Over 64% of the 191 social conflicts registered in recent months in Peru are linked to social and environmental concerns related to mining operations, the most updated figures released by the Ombudsman Office show.
This is the reality that the new president of the Andean country will have to deal with. According to local media, this is particularly the case in the southern regions of Cusco, Puno, Apurímac, Moquegua, Arequipa y Tacna, which concentrated 30% of the social unrest.
One of the main issues relates to the Southern Mining Runway, which goes through the southeastern Cusco department, the south-central Apurímac department and reaches the southwestern Arequipa department all the way to the Matarani-Arequipa port, where products are shipped to Asia. The road is used to transport concentrate from MMG’s Las Bambas copper mine, Hudbay Minerals’ Constancia copper mine and Glencore-controlled Antapaccay copper mine.
For years now, communities along the corridor have complained about pollution caused by mining trucks and demand compensation from the companies making use of the way.
One of the most recent conflicts was launched by the Livitaca community, in the Chumbivilcas province. They are asking Hudbay to update a 2016 agreement so that the miner gives back to the community about $64.6 million per year, instead of the current $905,000. Negotiations between the miner, authorities and the community are ongoing.
Hudbay (TSX, NYSE: HBM) is also dealing with the United Front to Defend the Interests of the Chumbivilcas Province, who are asking the company to annul the most recent update to the Constancia mine’s environmental impact assessment.
Glencore (LON: GLEN) has also had to deal with uprisings related to its Peruvian operations. Technical meetings have been taking place since local communities blocked the roads back in March, demanding previous consultation before the Antapaccay Tintaya expansion project and integration with Coroccohuayco goes ahead. They are also asking for compensation for environmental and social damages.
Another ongoing conflict is the one launched by the farming community of Fuerabamba, also in the Chumbivilcas province, who are arguing against the reclassification of the road that crosses the Yavi Yavi farm as a national roadway.
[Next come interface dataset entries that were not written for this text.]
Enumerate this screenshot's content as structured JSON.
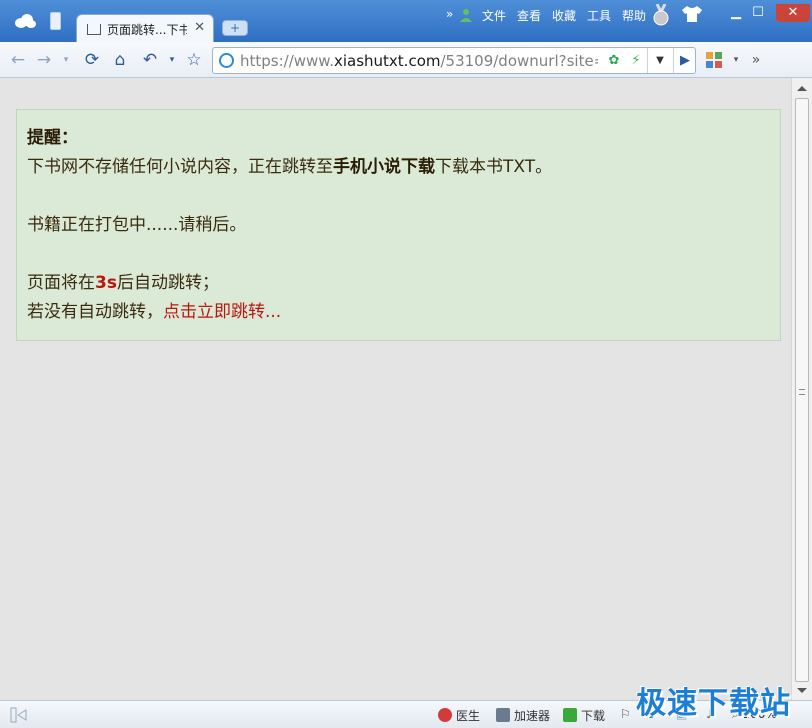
{
  "browser": {
    "tab_title": "页面跳转...下书",
    "menus": [
      "文件",
      "查看",
      "收藏",
      "工具",
      "帮助"
    ],
    "address_url_prefix": "https://www.",
    "address_url_host": "xiashutxt.com",
    "address_url_path": "/53109/downurl?site=",
    "overflow": "»",
    "status_items": [
      "医生",
      "加速器",
      "下载",
      "100%"
    ],
    "watermark": "极速下载站"
  },
  "notice": {
    "heading": "提醒：",
    "line1_before": "下书网不存储任何小说内容，正在跳转至",
    "line1_bold": "手机小说下载",
    "line1_after": "下载本书TXT。",
    "line2": "书籍正在打包中......请稍后。",
    "line3_before": "页面将在",
    "line3_countdown": "3s",
    "line3_after": "后自动跳转；",
    "line4_before": "若没有自动跳转，",
    "line4_link": "点击立即跳转..."
  },
  "colors": {
    "accent": "#2f6fc2",
    "notice_bg": "#dbead6",
    "highlight": "#b8160f"
  }
}
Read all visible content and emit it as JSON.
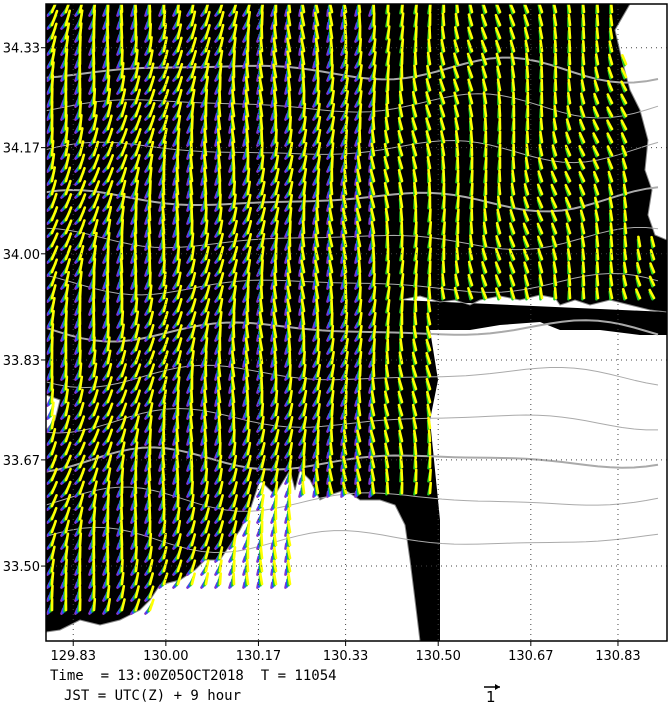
{
  "chart_data": {
    "type": "map",
    "description_type": "vector field over coastline",
    "xlabel": "",
    "ylabel": "",
    "x_ticks": [
      "129.83",
      "130.00",
      "130.17",
      "130.33",
      "130.50",
      "130.67",
      "130.83"
    ],
    "y_ticks": [
      "34.33",
      "34.17",
      "34.00",
      "33.83",
      "33.67",
      "33.50"
    ],
    "xlim": [
      129.78,
      130.92
    ],
    "ylim": [
      33.38,
      34.4
    ],
    "series": [
      {
        "color": "#ffff00"
      },
      {
        "color": "#22cc22"
      },
      {
        "color": "#2255ff"
      },
      {
        "color": "#8833cc"
      }
    ],
    "grid": "dotted",
    "land_color": "#ffffff",
    "sea_color": "#000000",
    "contour_color": "#aaaaaa"
  },
  "footer": {
    "time_line": "Time  = 13:00Z05OCT2018  T = 11054",
    "jst_line": "JST = UTC(Z) + 9 hour",
    "scale_label": "1"
  }
}
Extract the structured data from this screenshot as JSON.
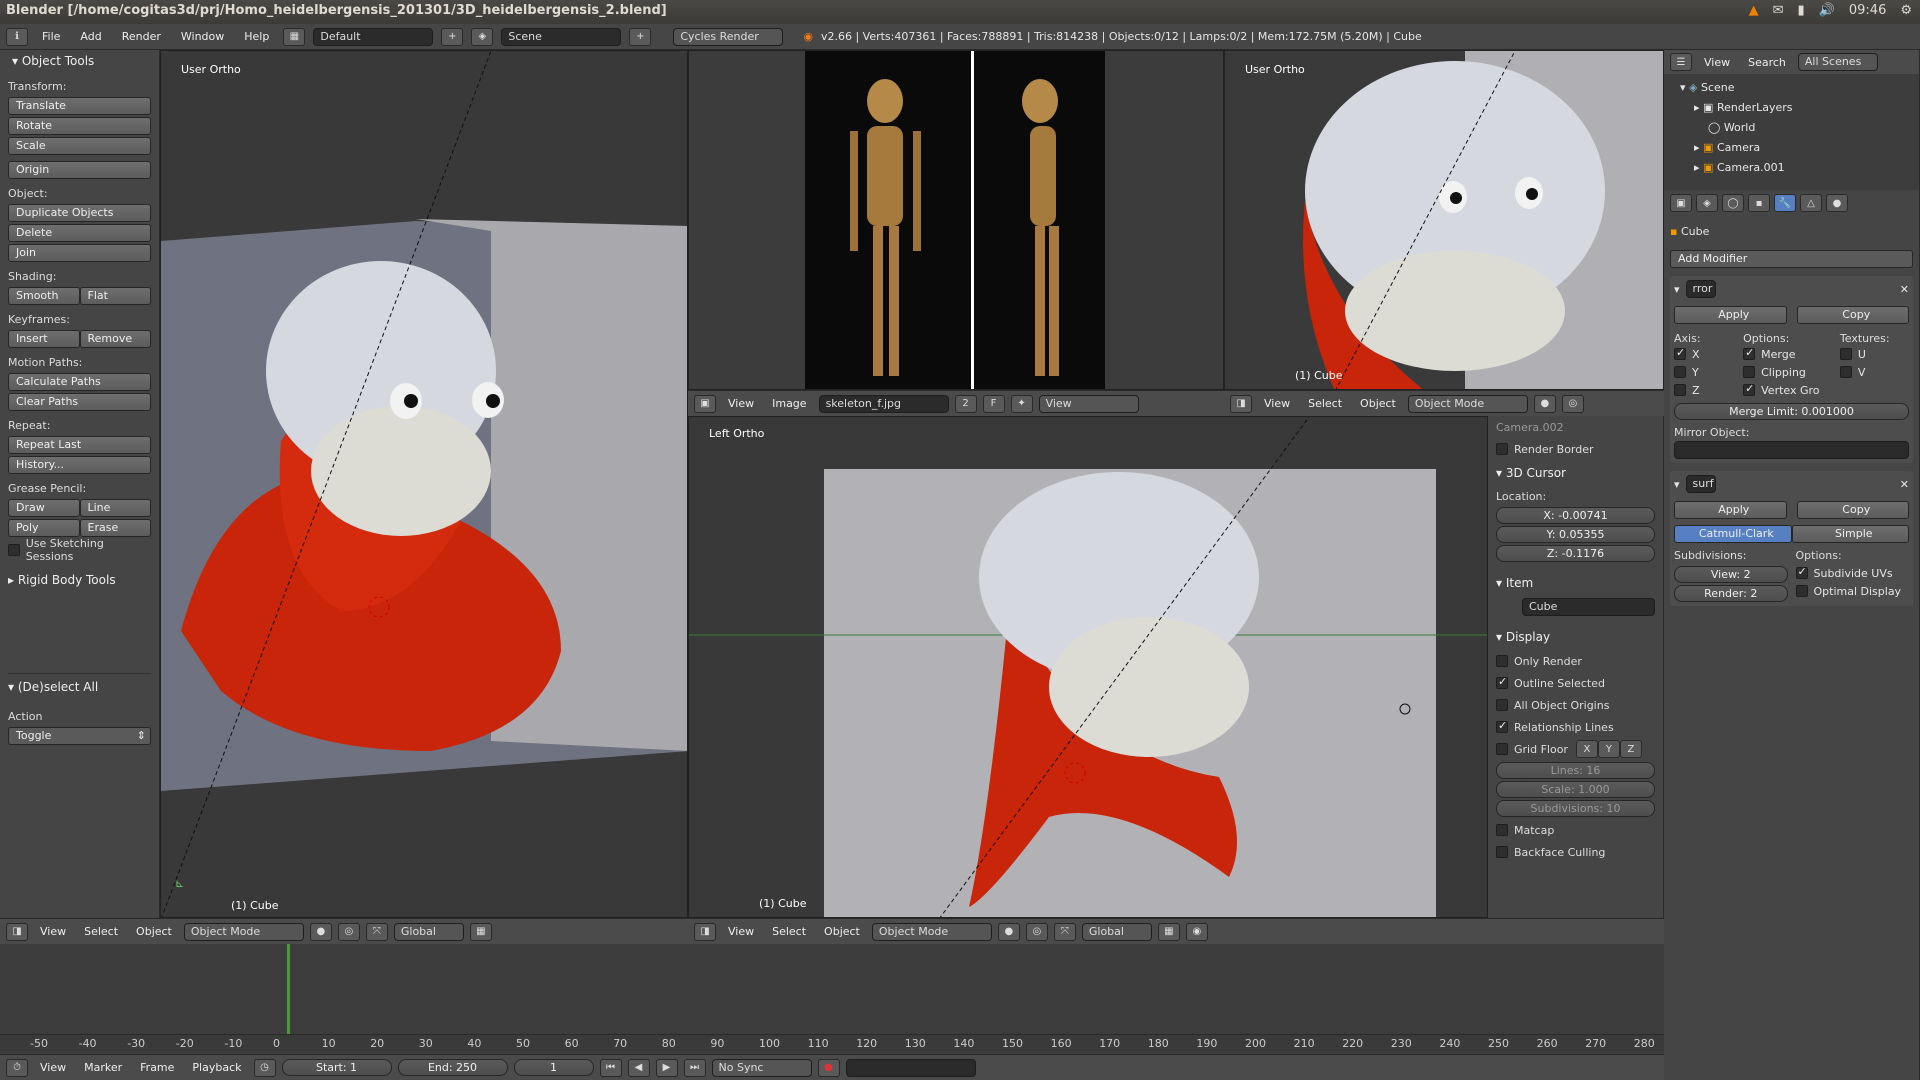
{
  "titlebar": {
    "title": "Blender [/home/cogitas3d/prj/Homo_heidelbergensis_201301/3D_heidelbergensis_2.blend]",
    "clock": "09:46"
  },
  "infobar": {
    "menus": [
      "File",
      "Add",
      "Render",
      "Window",
      "Help"
    ],
    "layout": "Default",
    "scene": "Scene",
    "engine": "Cycles Render",
    "stats": "v2.66 | Verts:407361 | Faces:788891 | Tris:814238 | Objects:0/12 | Lamps:0/2 | Mem:172.75M (5.20M) | Cube"
  },
  "toolshelf": {
    "header": "Object Tools",
    "transform_label": "Transform:",
    "translate": "Translate",
    "rotate": "Rotate",
    "scale": "Scale",
    "origin": "Origin",
    "object_label": "Object:",
    "duplicate": "Duplicate Objects",
    "delete": "Delete",
    "join": "Join",
    "shading_label": "Shading:",
    "smooth": "Smooth",
    "flat": "Flat",
    "keyframes_label": "Keyframes:",
    "insert": "Insert",
    "remove": "Remove",
    "motion_label": "Motion Paths:",
    "calc_paths": "Calculate Paths",
    "clear_paths": "Clear Paths",
    "repeat_label": "Repeat:",
    "repeat_last": "Repeat Last",
    "history": "History...",
    "grease_label": "Grease Pencil:",
    "draw": "Draw",
    "line": "Line",
    "poly": "Poly",
    "erase": "Erase",
    "sketching": "Use Sketching Sessions",
    "rigid": "Rigid Body Tools",
    "deselect_header": "(De)select All",
    "action_label": "Action",
    "action_value": "Toggle"
  },
  "viewport_left": {
    "title": "User Ortho",
    "object": "(1) Cube"
  },
  "viewport_topright": {
    "title": "User Ortho",
    "object": "(1) Cube"
  },
  "viewport_bottom": {
    "title": "Left Ortho",
    "object": "(1) Cube"
  },
  "viewheader": {
    "view": "View",
    "select": "Select",
    "object": "Object",
    "mode": "Object Mode",
    "orientation": "Global"
  },
  "imageeditor": {
    "view": "View",
    "image": "Image",
    "file": "skeleton_f.jpg",
    "users": "2",
    "fake": "F",
    "view2": "View"
  },
  "npanel": {
    "camera": "Camera.002",
    "render_border": "Render Border",
    "cursor_header": "3D Cursor",
    "location_label": "Location:",
    "x": "X: -0.00741",
    "y": "Y: 0.05355",
    "z": "Z: -0.1176",
    "item_header": "Item",
    "item_name": "Cube",
    "display_header": "Display",
    "only_render": "Only Render",
    "outline_selected": "Outline Selected",
    "all_origins": "All Object Origins",
    "relationship_lines": "Relationship Lines",
    "grid_floor": "Grid Floor",
    "gx": "X",
    "gy": "Y",
    "gz": "Z",
    "lines": "Lines: 16",
    "grid_scale": "Scale: 1.000",
    "subdivisions": "Subdivisions: 10",
    "matcap": "Matcap",
    "backface": "Backface Culling"
  },
  "outliner": {
    "view": "View",
    "search": "Search",
    "scenes": "All Scenes",
    "items": [
      "Scene",
      "RenderLayers",
      "World",
      "Camera",
      "Camera.001"
    ]
  },
  "properties": {
    "object": "Cube",
    "add_modifier": "Add Modifier",
    "mirror": {
      "name": "rror",
      "apply": "Apply",
      "copy": "Copy",
      "axis_label": "Axis:",
      "options_label": "Options:",
      "textures_label": "Textures:",
      "x": "X",
      "y": "Y",
      "z": "Z",
      "merge": "Merge",
      "clipping": "Clipping",
      "vertex_gro": "Vertex Gro",
      "u": "U",
      "v": "V",
      "merge_limit": "Merge Limit: 0.001000",
      "mirror_object": "Mirror Object:"
    },
    "subsurf": {
      "name": "surf",
      "apply": "Apply",
      "copy": "Copy",
      "catmull": "Catmull-Clark",
      "simple": "Simple",
      "subdivisions_label": "Subdivisions:",
      "options_label": "Options:",
      "view": "View: 2",
      "render": "Render: 2",
      "subdivide_uvs": "Subdivide UVs",
      "optimal_display": "Optimal Display"
    }
  },
  "timeline": {
    "ruler": [
      "-50",
      "-40",
      "-30",
      "-20",
      "-10",
      "0",
      "10",
      "20",
      "30",
      "40",
      "50",
      "60",
      "70",
      "80",
      "90",
      "100",
      "110",
      "120",
      "130",
      "140",
      "150",
      "160",
      "170",
      "180",
      "190",
      "200",
      "210",
      "220",
      "230",
      "240",
      "250",
      "260",
      "270",
      "280"
    ],
    "view": "View",
    "marker": "Marker",
    "frame": "Frame",
    "playback": "Playback",
    "start": "Start: 1",
    "end": "End: 250",
    "current": "1",
    "sync": "No Sync"
  }
}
According to social activists in Fuerabamba, MMG’s Las Bambas built this road without asking permission from the community and even though some accords have been signed, there are still some loose ends so negotiations are ongoing.
In the southwestern Arequipa region, the construction of Southern Copper’s (NYSE: SCCO) Tía María mine caused unrest among the people in the Tambo Valley community, who say the operation will pollute the environment and have negative impacts on their farmland.
Consulted by La República newspaper, Arequipa’s Ombudsman, Ángel María Manrique, said he expects some protests to arise in the Tambo Valley, following the presidential election.
In the same region, the Zafranal copper-gold project, 80% owned by Teck Resources and 20% by Mitsubishi, is also facing some community opposition, as is Fortuna Silver Mines’ Caylloma silver, gold, zinc, lead project.
Also in the Tambo Valley, a technical negotiation table had to be recently installed after people from the Santiago de Pachas community blocked the Southern Pan American roadway, protesting water pollution caused by the Florencia Tucari mine.
Florencia Tucari, owned by local company Aruntani, is in the process of being shut down but its tailings are said to be polluting the Coralaque river, which runs from the southeastern Moquegua department all the way to the Tambo Valley.
Although the conflict dates back to 2017, it was recently relaunched and, thus, government intervention was needed to deal with community demands.
Other long-standing struggles are boiling back to the surface, with people in the southeastern Puno department protesting pollution in the Ramis, Coata, Llallimayo and Suches rivers, attributed to both formal and informal mining operations.